One in Christ

“For he himself… has made us one…” (Ephesians 2:14)

Bible Reading: Ephesians 2:11-16

There is a definite shift in Paul’s focus in the 11th verse of Ephesians 2. Having attempted to broaden his readers’ appreciation of the riches of the gospel (Ephesians 1:15-2:10), he now reminds them of their new status as members together with the Jews of God’s people.

He begins by calling upon his readers – whom he addresses as those who were called “the uncircumcision” (Gentiles) by those who were “circumcised according to the flesh” (Jews)– to “remember” their former condition. As Gentiles, they were “separated from Christ” – they had no part in the hope and blessings of the promised Messiah of Israel – they were “alienated from the commonwealth of Israel and strangers to the covenants of promise, having no hope and without God in the world” (2:11-12).

This is the dismal state they were in before the gospel came to them. It was not that they were excluded from the promises connected with the coming Jewish Messiah, but as long as they remained in their ignorance and idolatry they were totally cut off from participating in the life of God’s people. They had no place in the “commonwealth of Israel,” had no right to claim the “covenants of promise,” had no hope, and they were without the true God as their God.

But all of this changed with the coming of Christ and the preaching of the gospel to the Gentiles. Now, as they came through faith to be included “in” Christ and sealed with the Holy Spirit (1:13), they were in a totally new state. Those who were once “far off” (from God and all the blessings Israel enjoyed) have now been “brought near”. They are now, as we shall see later in these verses, “no longer strangers and aliens,” but are “fellow citizens with the saints and members of the household of God” (v. 19).

Believing Jew and Gentile are now truly one, and it has all come about through the flesh and blood of Christ.

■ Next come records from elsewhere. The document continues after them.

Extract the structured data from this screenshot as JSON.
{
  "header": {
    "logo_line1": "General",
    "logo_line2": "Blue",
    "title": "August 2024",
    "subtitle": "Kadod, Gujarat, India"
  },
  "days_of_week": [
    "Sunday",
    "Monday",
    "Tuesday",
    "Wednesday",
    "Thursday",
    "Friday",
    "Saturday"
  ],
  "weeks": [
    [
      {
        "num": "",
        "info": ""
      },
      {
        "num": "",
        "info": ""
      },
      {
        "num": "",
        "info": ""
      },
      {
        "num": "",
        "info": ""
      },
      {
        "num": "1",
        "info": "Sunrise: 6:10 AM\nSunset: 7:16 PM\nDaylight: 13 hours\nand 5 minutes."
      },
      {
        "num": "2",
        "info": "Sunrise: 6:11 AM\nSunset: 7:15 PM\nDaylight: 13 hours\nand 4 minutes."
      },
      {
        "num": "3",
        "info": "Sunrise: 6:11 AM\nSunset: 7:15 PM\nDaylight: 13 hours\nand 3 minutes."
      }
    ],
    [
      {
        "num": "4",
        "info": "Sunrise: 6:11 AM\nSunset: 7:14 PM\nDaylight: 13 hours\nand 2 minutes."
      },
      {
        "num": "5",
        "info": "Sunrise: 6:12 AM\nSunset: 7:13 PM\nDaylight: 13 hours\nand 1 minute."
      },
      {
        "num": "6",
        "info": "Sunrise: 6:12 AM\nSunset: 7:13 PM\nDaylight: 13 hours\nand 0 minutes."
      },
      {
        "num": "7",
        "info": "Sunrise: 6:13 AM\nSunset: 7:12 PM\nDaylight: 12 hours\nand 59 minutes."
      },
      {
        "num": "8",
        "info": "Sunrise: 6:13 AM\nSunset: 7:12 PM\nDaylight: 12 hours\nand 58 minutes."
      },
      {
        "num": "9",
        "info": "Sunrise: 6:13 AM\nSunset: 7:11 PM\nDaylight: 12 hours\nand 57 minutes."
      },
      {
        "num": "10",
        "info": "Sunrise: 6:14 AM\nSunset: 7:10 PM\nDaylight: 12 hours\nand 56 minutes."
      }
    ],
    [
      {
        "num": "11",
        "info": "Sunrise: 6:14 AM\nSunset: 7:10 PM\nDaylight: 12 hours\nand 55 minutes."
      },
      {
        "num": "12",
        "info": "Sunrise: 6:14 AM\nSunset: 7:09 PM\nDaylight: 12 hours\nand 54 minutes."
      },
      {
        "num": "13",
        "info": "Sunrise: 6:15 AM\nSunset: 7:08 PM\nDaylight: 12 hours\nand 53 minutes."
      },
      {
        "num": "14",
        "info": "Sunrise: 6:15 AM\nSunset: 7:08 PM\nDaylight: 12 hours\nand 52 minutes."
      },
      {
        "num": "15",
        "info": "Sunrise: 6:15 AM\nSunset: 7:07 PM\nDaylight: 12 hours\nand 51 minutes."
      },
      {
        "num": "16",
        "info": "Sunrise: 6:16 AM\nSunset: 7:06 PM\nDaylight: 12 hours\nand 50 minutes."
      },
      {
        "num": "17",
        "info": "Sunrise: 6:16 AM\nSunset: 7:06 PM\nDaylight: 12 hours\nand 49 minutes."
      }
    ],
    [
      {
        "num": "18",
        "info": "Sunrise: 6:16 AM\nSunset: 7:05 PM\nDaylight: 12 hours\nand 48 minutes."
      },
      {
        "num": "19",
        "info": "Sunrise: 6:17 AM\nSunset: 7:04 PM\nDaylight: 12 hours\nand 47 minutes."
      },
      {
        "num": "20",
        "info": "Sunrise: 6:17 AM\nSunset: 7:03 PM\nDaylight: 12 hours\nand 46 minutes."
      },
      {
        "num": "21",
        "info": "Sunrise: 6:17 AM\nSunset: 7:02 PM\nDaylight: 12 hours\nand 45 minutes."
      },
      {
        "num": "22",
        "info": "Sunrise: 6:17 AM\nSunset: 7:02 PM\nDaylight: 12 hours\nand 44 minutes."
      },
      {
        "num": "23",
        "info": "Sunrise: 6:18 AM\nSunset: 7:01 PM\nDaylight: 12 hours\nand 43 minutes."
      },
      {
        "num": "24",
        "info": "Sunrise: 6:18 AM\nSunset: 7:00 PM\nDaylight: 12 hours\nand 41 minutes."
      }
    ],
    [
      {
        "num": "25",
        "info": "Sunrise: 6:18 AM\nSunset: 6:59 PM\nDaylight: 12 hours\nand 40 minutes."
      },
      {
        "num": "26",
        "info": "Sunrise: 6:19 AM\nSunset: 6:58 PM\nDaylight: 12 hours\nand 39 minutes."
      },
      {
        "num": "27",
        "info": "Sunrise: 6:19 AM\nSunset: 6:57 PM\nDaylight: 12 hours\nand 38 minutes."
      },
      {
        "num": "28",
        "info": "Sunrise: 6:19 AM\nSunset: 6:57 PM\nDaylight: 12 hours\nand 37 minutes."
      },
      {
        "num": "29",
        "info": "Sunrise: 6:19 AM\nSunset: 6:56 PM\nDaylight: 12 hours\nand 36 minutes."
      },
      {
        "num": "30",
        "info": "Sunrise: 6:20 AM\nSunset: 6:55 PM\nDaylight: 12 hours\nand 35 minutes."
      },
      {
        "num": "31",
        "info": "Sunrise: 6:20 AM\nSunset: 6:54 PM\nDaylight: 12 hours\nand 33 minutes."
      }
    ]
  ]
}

On the cross, as he dealt with the penalty of human sin, Jesus made peace both between humans and God and between Jews and Gentiles. Peoples who had once despised each other were now one – God’s new people in Christ.

Jesus did this, Paul continues, by breaking down “the dividing wall of hostility by abolishing the law of commandments expressed in ordinances” (vs. 14-15). This refers to the ritual worship of the Jews, viewed so sacred by them as to be forbidden territory to Gentiles. True, there was a “court of the Gentiles” in the Jewish temple, but the dividing wall between the courts marked the radical separation between the two peoples. Here Paul refers to it as a “dividing wall of hostility”.

By fulfilling all the ordinances connected with Israel’s worship, Jesus forever took away (or broke down) that dividing wall. And in doing so, he established the possibility of people of all ethnic groups becoming the one people of God.

This is the blessing we enjoy today, a blessing that never be taken for granted.

Closing Thoughts:

  • Do you really feel part of God’s people?
  • Do you thank Jesus for removing all barriers to being members of his household?

– Andrew Young